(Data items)
[Start of Attachment]

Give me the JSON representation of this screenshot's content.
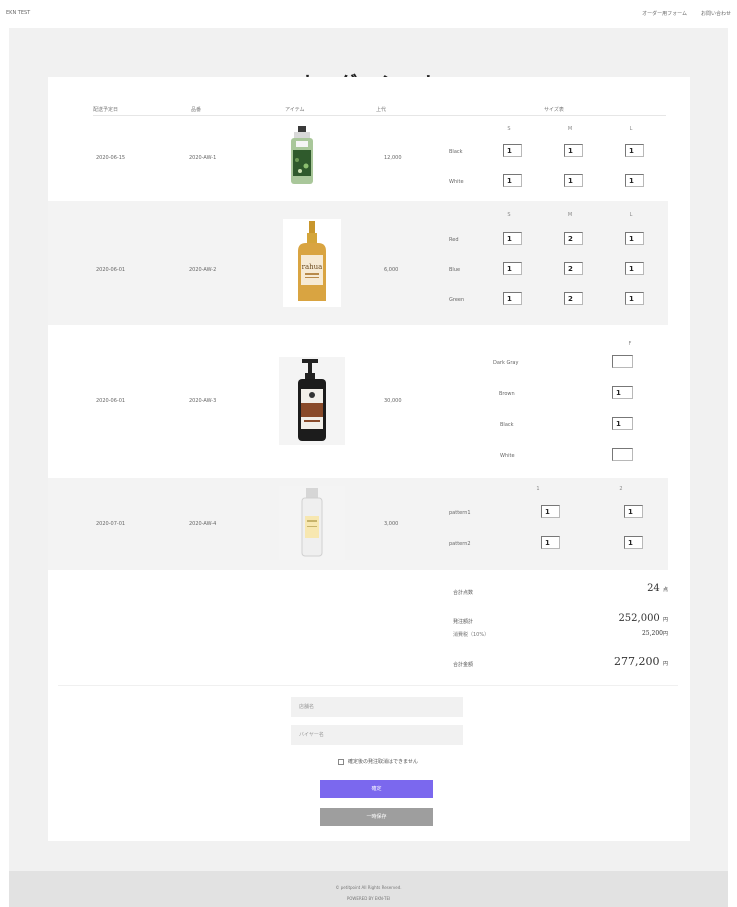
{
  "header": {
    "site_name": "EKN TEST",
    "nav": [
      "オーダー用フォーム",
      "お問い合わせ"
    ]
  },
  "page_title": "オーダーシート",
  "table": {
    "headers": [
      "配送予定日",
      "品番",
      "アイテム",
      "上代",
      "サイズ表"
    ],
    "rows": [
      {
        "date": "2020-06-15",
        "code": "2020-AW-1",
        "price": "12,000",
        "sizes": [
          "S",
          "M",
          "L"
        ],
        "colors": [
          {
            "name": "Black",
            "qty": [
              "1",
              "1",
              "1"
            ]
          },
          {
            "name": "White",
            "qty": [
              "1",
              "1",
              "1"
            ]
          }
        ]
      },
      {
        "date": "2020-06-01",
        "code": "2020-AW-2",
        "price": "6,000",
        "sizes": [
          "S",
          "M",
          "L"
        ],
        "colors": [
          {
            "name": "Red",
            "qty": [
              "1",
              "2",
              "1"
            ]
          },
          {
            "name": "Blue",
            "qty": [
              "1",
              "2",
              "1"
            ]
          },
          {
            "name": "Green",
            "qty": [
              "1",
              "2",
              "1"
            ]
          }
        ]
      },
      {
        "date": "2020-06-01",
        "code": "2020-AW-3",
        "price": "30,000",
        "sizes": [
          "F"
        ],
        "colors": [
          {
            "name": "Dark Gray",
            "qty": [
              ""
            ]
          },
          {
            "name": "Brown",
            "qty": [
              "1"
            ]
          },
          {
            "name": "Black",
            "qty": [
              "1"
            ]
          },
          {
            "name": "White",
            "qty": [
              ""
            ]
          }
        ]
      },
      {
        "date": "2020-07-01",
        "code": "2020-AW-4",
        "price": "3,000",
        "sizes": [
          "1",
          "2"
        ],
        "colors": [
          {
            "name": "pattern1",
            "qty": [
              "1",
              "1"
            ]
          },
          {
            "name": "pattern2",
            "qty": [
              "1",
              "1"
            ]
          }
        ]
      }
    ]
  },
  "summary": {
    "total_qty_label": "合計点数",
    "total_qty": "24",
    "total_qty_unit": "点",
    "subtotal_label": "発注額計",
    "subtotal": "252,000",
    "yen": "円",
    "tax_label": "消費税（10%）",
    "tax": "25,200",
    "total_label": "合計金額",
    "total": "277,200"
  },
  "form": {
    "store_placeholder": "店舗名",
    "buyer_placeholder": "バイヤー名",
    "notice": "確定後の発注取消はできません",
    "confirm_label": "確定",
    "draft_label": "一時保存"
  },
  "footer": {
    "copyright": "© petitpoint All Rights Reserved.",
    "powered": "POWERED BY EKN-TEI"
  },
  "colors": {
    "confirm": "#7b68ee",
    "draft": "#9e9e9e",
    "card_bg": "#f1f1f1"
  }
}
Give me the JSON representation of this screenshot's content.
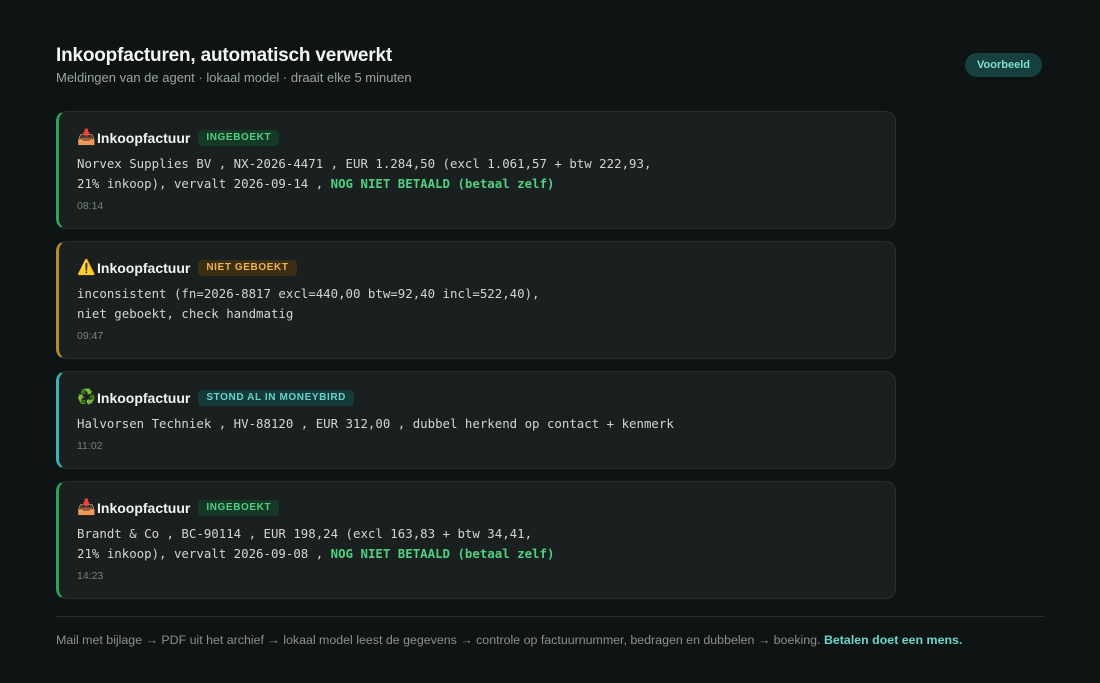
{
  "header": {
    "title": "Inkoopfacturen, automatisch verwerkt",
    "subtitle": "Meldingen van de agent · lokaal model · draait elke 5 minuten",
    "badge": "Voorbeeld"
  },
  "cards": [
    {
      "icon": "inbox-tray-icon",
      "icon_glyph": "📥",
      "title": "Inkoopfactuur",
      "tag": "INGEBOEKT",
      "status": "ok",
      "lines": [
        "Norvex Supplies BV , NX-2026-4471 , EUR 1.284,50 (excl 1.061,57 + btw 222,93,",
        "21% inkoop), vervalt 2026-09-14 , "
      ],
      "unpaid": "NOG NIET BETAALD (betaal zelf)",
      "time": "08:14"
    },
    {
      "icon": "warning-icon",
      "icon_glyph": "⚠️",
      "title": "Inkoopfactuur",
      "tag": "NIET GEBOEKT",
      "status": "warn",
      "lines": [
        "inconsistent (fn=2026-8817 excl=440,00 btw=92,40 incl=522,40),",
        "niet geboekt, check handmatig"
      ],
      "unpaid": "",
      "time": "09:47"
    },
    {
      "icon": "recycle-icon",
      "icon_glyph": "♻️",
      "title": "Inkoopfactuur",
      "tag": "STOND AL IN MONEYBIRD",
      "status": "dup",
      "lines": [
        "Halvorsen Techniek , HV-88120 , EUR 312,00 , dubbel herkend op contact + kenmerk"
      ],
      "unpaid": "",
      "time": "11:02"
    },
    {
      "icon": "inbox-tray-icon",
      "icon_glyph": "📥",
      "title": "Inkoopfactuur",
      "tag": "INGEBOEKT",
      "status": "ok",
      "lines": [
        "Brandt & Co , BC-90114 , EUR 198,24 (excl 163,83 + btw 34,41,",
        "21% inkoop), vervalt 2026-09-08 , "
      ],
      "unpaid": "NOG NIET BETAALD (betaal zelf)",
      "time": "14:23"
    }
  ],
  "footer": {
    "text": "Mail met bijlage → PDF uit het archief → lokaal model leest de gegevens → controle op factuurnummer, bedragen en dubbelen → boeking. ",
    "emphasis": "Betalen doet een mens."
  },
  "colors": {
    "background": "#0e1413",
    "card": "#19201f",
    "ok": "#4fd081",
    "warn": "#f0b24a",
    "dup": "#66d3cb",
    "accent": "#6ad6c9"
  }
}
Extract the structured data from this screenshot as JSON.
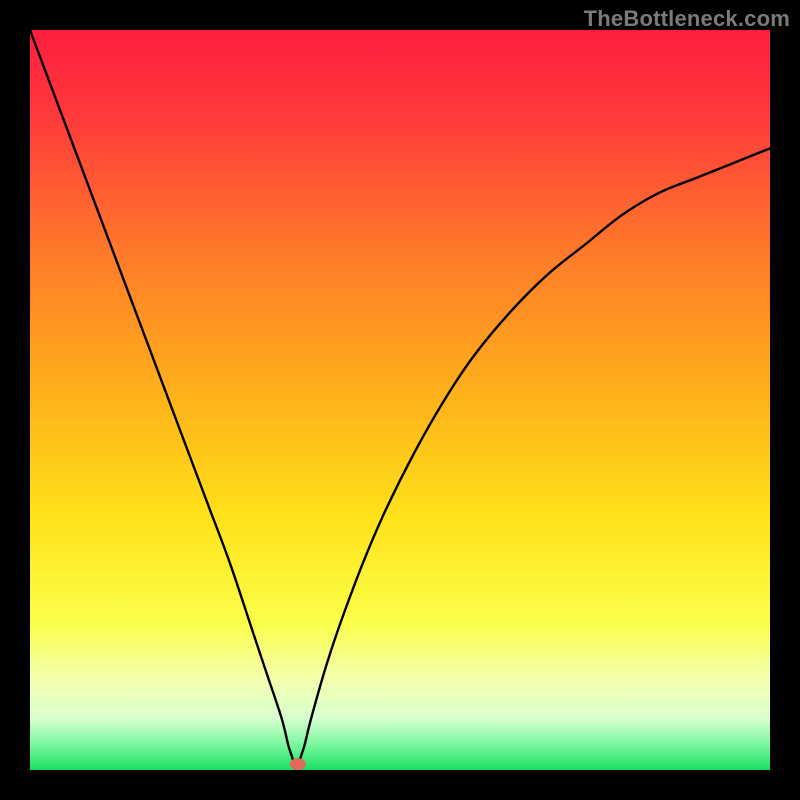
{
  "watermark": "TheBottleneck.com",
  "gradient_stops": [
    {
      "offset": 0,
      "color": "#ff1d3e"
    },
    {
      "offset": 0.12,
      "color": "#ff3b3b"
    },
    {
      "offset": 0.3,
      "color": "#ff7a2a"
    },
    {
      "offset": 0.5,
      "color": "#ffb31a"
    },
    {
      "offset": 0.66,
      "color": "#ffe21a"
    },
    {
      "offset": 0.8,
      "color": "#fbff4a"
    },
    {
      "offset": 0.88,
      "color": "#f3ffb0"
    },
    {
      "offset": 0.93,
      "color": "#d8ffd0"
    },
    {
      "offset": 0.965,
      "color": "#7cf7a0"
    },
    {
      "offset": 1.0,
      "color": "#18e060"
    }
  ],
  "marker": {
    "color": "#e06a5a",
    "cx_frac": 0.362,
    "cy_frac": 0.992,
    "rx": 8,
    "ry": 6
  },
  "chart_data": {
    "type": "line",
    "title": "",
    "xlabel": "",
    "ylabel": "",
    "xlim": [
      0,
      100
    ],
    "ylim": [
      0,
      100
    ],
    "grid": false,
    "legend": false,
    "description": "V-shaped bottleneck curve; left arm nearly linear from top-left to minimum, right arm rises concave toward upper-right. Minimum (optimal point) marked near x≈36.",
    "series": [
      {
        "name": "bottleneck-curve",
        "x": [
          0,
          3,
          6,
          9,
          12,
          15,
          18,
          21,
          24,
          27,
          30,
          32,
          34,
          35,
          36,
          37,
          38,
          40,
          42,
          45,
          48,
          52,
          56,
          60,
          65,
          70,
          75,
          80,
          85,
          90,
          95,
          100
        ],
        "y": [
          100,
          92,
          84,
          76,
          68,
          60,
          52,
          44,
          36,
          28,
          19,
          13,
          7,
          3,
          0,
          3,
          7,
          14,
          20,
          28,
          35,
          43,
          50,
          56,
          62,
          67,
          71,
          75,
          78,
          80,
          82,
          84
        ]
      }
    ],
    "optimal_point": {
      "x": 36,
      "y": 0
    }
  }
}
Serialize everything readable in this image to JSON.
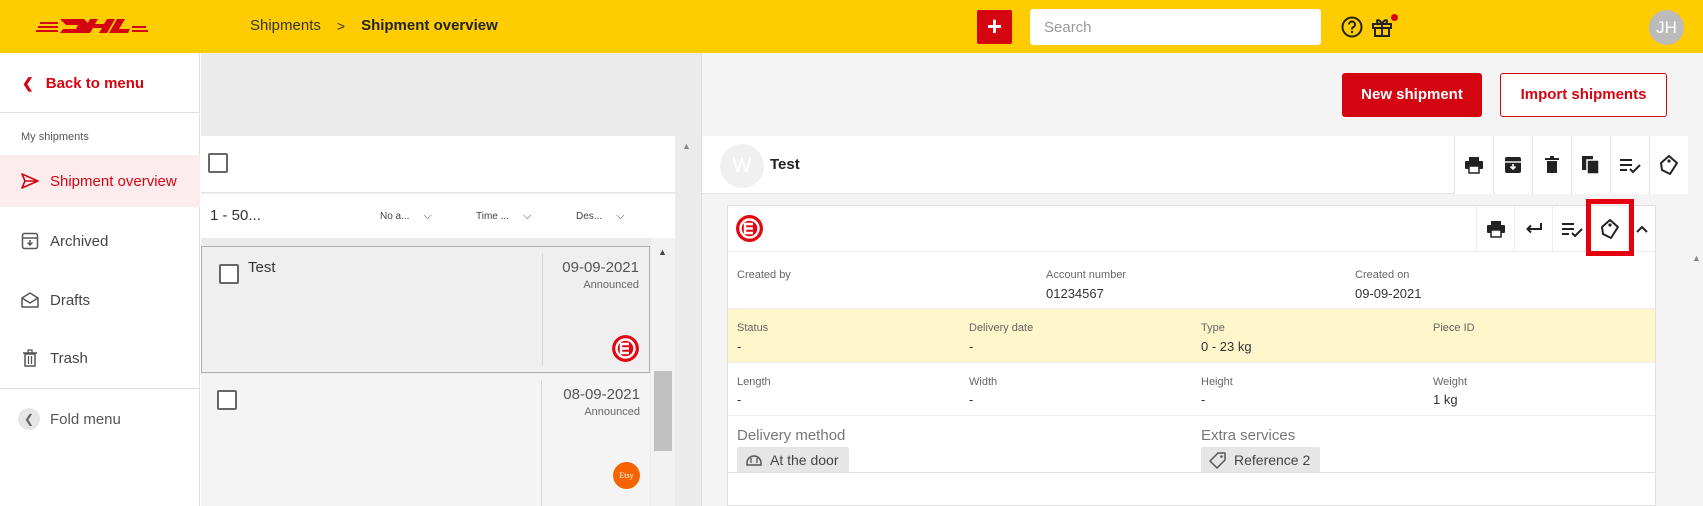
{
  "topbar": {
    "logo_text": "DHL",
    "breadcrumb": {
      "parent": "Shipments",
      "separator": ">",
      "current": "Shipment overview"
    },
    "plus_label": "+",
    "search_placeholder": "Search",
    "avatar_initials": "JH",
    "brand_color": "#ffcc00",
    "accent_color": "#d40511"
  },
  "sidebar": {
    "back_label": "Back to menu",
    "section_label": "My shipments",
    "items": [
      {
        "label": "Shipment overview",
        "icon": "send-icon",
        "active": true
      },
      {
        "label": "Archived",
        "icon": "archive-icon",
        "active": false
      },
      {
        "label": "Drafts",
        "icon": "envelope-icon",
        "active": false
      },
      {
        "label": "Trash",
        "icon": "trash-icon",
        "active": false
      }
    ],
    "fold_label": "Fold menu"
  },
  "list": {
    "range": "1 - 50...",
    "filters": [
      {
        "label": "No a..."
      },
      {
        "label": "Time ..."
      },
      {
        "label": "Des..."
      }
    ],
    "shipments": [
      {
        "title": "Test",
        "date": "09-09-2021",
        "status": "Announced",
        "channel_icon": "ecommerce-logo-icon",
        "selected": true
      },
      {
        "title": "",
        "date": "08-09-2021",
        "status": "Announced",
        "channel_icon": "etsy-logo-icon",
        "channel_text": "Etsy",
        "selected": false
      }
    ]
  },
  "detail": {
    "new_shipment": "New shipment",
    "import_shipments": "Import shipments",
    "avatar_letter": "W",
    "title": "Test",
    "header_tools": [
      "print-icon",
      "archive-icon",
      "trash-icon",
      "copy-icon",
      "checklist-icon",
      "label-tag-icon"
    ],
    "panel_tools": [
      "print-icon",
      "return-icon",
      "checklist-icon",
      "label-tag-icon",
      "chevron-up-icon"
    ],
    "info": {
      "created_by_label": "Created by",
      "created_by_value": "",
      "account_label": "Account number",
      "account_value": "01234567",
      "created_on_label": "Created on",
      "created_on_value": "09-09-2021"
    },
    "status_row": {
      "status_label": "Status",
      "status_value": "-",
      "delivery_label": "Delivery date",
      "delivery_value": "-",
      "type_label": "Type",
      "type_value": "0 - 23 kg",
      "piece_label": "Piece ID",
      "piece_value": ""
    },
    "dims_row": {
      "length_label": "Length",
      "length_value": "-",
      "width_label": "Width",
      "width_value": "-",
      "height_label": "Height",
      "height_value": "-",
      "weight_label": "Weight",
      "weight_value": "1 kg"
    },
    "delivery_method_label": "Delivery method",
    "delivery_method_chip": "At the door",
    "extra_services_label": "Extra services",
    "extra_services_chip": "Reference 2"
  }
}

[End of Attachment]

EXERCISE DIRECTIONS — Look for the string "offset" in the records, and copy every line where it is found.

TASK RESULT —
      "offset": 0,
      "offset": 0.12,
      "offset": 0.3,
      "offset": 0.5,
      "offset": 0.66,
      "offset": 0.8,
      "offset": 0.88,
      "offset": 0.93,
      "offset": 0.965,
      "offset": 1.0,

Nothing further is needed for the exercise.